The Saints will have only one primetime home game this season, which is uncommon, but understandable.  The Dome is one of the coolest places to watch a primetime game no matter where you are, but the Saints just haven't seen the success that qualifies a team to play 2 or 3 games at home on the nation's biggest stage.  Last year's meaningless Monday Night Football game against the Lions likely set off some flags for the NFL.  The game that the Saints DO have, however, is huge, and likely the exact one that Saints' fans would want if they could choose.  It's against the Atlanta Falcons, 10 years and a day after Steve Gleason welcomed the Falcons back to the Dome in the most incredible way imaginable.  Should they lose that game, it would be demoralizing, but bias aside it feels unlikely.

So the Saints open the season at home against the Raiders, travel to New York to face Eli and the Giants, and then head back to New Orleans for that huge game against the Falcons.  After going to San Diego for Drew Brees to play his first game in San Diego as a visitor, the Saints will have their bye week.  Early bye weeks are never good, since it's still early in the year and players generally aren't too banged up yet.  An extra week of rest can be invaluable later in the year, when players are worn down and looking for any sort of rest.

With that being said, the bye also comes before the Saints play the Panthers at home.  There couldn't be a better team to come off of that bye against, because Carolina is very likely the strongest team on the Saints' schedule next year, and just a split would be huge for New Orleans.   They were one of the few teams that were able to match Carolina blow for blow last year, falling just short in both their games (one of which, of course, Drew Brees didn't even play in).  After Carolina, the Saints travel to Kansas City.  It's good that one of the Saints' road West games is against KC, since it minimizes travel a bit.  After KC the Saints have Seattle at home, followed by San Francisco in San Francisco.  Both of these games have a bit of a grudge match feel to them, since Seattle has had the Saints' number since 2010 and San Francisco barely edged New Orleans out last time they played.  That and the bad blood harbored between Saints and 49ers fans makes that game no walkabout, despite SF's struggles.

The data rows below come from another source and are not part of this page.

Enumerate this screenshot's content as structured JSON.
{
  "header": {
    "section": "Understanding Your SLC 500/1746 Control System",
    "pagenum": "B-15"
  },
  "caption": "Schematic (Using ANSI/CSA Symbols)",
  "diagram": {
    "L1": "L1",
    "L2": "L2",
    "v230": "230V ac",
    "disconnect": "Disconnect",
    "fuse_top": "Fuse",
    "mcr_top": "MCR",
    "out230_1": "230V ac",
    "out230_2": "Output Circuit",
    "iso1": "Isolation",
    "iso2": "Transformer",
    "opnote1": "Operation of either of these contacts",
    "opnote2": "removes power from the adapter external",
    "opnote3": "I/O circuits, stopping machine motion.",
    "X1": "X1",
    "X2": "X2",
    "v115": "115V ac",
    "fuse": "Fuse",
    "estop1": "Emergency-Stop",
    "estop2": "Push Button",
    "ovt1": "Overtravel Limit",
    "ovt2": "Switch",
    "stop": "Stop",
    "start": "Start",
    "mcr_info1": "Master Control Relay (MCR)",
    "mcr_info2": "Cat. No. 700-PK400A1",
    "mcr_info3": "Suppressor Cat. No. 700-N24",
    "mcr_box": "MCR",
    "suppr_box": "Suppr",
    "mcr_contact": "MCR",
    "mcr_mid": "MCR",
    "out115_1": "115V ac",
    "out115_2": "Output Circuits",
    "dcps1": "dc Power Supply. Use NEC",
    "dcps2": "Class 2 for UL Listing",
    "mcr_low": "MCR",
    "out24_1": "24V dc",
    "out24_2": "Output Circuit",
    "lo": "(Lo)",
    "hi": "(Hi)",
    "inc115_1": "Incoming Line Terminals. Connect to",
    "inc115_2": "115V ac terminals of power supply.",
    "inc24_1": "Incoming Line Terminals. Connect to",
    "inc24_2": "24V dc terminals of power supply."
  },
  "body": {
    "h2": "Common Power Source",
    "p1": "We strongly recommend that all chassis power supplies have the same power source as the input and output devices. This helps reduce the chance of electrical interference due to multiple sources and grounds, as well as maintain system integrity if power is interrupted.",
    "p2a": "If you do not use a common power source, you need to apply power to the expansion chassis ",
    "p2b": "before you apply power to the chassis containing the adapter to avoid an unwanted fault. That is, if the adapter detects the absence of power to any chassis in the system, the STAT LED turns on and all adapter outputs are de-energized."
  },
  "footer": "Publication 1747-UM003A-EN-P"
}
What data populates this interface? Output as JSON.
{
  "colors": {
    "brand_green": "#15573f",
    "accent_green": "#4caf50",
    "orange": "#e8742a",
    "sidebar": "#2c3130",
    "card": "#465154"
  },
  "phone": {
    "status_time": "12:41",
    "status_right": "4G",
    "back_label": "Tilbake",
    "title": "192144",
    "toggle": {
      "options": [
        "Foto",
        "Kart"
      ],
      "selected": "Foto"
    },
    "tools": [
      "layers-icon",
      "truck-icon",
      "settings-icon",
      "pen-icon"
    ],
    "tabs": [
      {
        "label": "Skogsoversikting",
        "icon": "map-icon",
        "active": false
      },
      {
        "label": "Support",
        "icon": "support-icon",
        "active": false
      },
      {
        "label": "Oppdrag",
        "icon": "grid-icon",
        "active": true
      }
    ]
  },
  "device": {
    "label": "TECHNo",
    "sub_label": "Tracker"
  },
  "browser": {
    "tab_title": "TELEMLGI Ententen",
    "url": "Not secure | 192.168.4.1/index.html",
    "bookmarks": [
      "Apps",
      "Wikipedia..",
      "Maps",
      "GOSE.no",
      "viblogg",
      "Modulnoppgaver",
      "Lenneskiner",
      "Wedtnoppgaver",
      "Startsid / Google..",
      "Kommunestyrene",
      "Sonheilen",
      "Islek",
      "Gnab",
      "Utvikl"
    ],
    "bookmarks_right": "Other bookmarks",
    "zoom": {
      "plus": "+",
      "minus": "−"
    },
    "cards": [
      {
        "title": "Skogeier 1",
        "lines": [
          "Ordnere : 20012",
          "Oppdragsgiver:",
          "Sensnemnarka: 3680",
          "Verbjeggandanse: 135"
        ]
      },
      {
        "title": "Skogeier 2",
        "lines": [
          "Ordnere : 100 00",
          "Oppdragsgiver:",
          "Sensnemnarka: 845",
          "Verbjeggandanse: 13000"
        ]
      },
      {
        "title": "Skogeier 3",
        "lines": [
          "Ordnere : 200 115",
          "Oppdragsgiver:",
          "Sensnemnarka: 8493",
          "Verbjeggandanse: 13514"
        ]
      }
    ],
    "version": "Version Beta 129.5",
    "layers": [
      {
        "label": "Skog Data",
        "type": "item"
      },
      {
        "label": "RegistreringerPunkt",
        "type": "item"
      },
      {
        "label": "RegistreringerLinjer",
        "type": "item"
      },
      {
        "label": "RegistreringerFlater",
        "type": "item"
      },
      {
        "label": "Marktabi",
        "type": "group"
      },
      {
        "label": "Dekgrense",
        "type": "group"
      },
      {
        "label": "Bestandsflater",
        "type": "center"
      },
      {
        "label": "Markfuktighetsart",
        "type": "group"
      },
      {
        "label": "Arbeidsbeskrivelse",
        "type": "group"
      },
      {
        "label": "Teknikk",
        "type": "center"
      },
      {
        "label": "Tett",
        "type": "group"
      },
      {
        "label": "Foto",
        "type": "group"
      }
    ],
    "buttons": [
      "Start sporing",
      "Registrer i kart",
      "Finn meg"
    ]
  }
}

After those two games, the Saints face two brutal challenges with both Super Bowl teams back to back.  They play Denver at home and Carolina on the road in Thursday Night Football.  That Carolina game looks almost insurmountable, as Denver is sure to stretch the Saints' offense to its physical limits with their ridiculous pass rush.  Perhaps it's karmic retribution for playing Carolina on a bye earlier in the year.

Afterwards, the Saints have their only "homestand," playing two games at home against the Los Angeles Rams and the Detroit Lions.  They then travel to Tampa Bay and Arizona on their only "road trip."  Except for these four games, the Saints' entire schedule alternates between home & away.

The Saints then round out the season with two divisional games, as Tampa Bay will come to visit and then the Saints will close out their season in the final game in the Georgia Dome, looking to play spoiler to Atlanta's going away party.

It's too early to make any kind of prediction as to record or individual games, but this is the most difficult schedule I've seen in some time.  There isn't a single easy win to be found there, and every team is either an upstart, performed well last year, or inexplicably plays the Saints tougher than they play anyone else (that one is specifically directed at LA).  If 2016 turns out to be special, the Saints will have earned their keep, to be sure.  Perhaps it's the critic in me, and I'm not giving the Saints enough credit, but to compete the Saints have to beat the competitors.